Step 2: Edit - Find - Delete
Once you know what your binge words are it's time to shoot those suckers down. If you're working in word the magic formula is Edit, Find, Delete. Under the EDIT tab choose FIND, type in your target word and search. Delete whenever possible.

Start by purging the obvious (had, and, like, looked, smiled) and move on to the other words. You won't be able to delete every word on the binge list, but that's okay. A little fat is healthy.

Step 3: To Be Should Not Be
Once the binge words are gone target the passive voice in the same fashion. It doesn't seem like the passive voice would raise your word count, but it does. Limiting your passive voice will help bring the word count down and tighten the prose.

Step 4: Go Under the Knife
This is where it hurts. Look up the editing warfare post "Line by Line". The editing principle here is: Do I need it? Do I love it? Do I have to have it?

The easy way to do this is to read through your manuscript with a red pen handy, or the highlighter tool of word if you want to do this on the computer. Every time you start to skim, highlight. Those are the weak points and that is where you need to focus your energy.

Watch carefully for those sneaky info-dumps. It's easy to waste 1,000 words on info-dump. You're back filling the story and cheating the reader out of some good writing. Instead of telling us why Hero is so fantastic, show Hero being fantastic. There is a difference.

Step 5: Just Say No to Mad Character Love
Admit it, you love your characters. Just a little bit.

And sometimes authors get carried away.

Sure, your character is beautiful, intelligent, funny, and about to save the universe again with nothing but a half-baked lasagna, a bottle of sparkling cider, and a spork but that does not give you permission to write about her hair for more than a sentence.

Read it again: A sentence. Fifteen words or less, people! See how much intro you are giving characters and cut it down.

Stalking photo courtesy of and copyright to ByakuyaKuchiki125

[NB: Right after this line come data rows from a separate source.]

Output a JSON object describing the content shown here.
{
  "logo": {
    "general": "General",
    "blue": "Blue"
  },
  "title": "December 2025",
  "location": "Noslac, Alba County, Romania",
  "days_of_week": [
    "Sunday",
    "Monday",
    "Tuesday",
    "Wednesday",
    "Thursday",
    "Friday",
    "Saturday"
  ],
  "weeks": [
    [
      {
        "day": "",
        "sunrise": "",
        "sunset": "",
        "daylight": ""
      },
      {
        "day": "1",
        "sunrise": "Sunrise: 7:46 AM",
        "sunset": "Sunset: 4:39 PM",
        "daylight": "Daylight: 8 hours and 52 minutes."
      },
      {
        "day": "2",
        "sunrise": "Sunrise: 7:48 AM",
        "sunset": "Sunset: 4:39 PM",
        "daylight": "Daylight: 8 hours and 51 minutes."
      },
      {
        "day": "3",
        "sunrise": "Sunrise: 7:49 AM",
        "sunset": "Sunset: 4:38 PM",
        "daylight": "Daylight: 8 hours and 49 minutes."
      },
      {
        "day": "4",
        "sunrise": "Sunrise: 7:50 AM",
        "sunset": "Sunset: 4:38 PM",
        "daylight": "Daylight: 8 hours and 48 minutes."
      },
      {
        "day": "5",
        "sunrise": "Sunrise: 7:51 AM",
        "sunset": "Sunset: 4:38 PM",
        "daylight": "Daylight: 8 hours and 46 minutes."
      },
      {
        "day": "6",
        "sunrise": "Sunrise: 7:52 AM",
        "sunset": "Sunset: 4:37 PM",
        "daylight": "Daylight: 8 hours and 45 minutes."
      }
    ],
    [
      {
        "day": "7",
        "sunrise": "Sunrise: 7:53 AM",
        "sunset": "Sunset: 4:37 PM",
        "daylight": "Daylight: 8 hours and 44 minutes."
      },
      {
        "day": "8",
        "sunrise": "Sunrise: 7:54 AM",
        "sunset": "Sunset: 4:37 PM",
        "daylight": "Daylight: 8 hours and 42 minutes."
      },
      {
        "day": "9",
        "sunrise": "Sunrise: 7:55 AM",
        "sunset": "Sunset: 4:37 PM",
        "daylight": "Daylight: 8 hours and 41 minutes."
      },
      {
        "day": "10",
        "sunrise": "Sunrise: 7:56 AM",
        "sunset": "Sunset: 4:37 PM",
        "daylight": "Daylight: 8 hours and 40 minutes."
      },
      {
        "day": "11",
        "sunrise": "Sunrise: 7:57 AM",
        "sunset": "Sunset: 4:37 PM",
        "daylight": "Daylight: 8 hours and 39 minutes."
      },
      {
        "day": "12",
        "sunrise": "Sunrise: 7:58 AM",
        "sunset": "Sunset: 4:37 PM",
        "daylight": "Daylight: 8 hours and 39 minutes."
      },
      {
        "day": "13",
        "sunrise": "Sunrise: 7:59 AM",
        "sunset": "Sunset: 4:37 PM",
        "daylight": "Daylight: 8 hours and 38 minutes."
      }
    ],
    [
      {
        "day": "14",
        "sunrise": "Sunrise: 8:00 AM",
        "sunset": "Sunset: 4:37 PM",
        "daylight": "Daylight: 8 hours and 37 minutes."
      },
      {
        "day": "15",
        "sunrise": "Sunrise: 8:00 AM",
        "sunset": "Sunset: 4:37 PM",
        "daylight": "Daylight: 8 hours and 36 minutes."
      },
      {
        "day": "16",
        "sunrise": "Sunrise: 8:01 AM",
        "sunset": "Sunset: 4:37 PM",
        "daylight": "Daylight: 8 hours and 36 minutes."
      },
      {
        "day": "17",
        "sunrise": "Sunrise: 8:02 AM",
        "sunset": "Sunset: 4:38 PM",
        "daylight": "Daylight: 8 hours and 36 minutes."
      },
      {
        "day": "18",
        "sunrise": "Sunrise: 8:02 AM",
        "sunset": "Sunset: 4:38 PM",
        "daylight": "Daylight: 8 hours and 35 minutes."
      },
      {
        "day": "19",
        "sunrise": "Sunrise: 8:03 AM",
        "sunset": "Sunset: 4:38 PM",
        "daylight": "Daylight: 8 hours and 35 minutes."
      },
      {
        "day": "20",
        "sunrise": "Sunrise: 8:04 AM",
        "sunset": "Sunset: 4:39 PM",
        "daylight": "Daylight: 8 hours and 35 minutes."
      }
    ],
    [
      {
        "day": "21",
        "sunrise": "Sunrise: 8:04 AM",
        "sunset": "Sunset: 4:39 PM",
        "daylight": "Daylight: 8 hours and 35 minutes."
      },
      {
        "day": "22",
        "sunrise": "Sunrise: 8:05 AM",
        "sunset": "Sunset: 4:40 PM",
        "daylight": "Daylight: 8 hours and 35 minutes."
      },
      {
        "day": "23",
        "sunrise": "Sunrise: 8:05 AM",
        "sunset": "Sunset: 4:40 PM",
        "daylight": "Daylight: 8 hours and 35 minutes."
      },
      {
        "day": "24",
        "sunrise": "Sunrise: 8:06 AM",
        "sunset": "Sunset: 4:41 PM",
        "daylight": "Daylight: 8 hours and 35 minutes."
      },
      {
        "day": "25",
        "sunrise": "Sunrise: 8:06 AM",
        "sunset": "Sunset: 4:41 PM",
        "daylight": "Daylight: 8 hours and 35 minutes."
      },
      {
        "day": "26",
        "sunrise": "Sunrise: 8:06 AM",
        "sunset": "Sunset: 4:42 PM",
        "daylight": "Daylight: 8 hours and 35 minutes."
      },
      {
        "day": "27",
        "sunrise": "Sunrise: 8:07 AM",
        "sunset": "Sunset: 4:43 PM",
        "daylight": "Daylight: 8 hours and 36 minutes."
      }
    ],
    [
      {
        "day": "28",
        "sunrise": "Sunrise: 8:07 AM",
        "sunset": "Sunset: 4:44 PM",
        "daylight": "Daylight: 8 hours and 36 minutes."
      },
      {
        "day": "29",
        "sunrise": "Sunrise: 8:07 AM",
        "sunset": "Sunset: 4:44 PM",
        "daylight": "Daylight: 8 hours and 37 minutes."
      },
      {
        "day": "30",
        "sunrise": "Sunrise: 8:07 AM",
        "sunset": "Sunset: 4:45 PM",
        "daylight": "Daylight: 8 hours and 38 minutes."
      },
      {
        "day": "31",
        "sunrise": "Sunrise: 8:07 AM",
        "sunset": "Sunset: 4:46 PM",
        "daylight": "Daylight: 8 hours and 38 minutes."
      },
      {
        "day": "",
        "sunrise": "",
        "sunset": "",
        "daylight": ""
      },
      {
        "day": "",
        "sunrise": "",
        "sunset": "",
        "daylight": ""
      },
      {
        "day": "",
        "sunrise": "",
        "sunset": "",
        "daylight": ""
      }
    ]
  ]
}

Step 6: Save Early and Save Often
For each novel I edit I have a slush pile. It's a word document where I dump the chunks of story I can't use right now. I might pull sections back during editing because it turns out I did need that conversation. Or I might break the pieces down for parts and reuse the scene in another novel.

The point is that you should save your work. Even as you are chopping thousands of words away in the name of editing and progress, save that writing for later. Even if you are the only one who will read those words again, you can learn something from what you chop.

Step 7: Iron Out the Wrinkles
The irony of all the hard editing is that you will probably need to add words to the edited manuscript to smooth out wrinkles and tears in the fabric of the plot. Don't worry.

When you diet you don't stop eating, you eat within reason. The same holds true for editing and writing. Losing word count doesn't mean an end of writing, it means you end the binge writing and keep things under control.

Remember.... if all else fails, split the manuscript in half and call it a series!

Do you have tips for culling word count?


  1. I think this is all great advice whether you need to "lose words" or not, really...it all equals nice, tight writing. :-)

    As for me, I tend to write on the "skinny side" - I'm normally more concerned with bulking up my drafts rather than cutting them down...

  2. Excellent information. Thanks for sharing!

  3. Jamie - I'll do a post about building word count later if you want. I write on the thin side for my first draft, put too much in the second draft, and have to slim back down for the third.

    Written- Thanks for reading!

  4. Great post! Definitely good to clarify word counts for different genres.

    Cutting words = beta reader helps a lot.

  5. Liana, if you could post on building word count that would help me immensely also. I am always worried my novel will come up to short.

  6. Yuna- I love my beta readers!

    Ryan - I'll put the Building Word Count post on my To-Do list. I'll try to have it up by the end of the month :o)

  7. This is a great post! I'm definitely bookmarking it, thanks for writing!

  8. This comment has been removed by a blog administrator.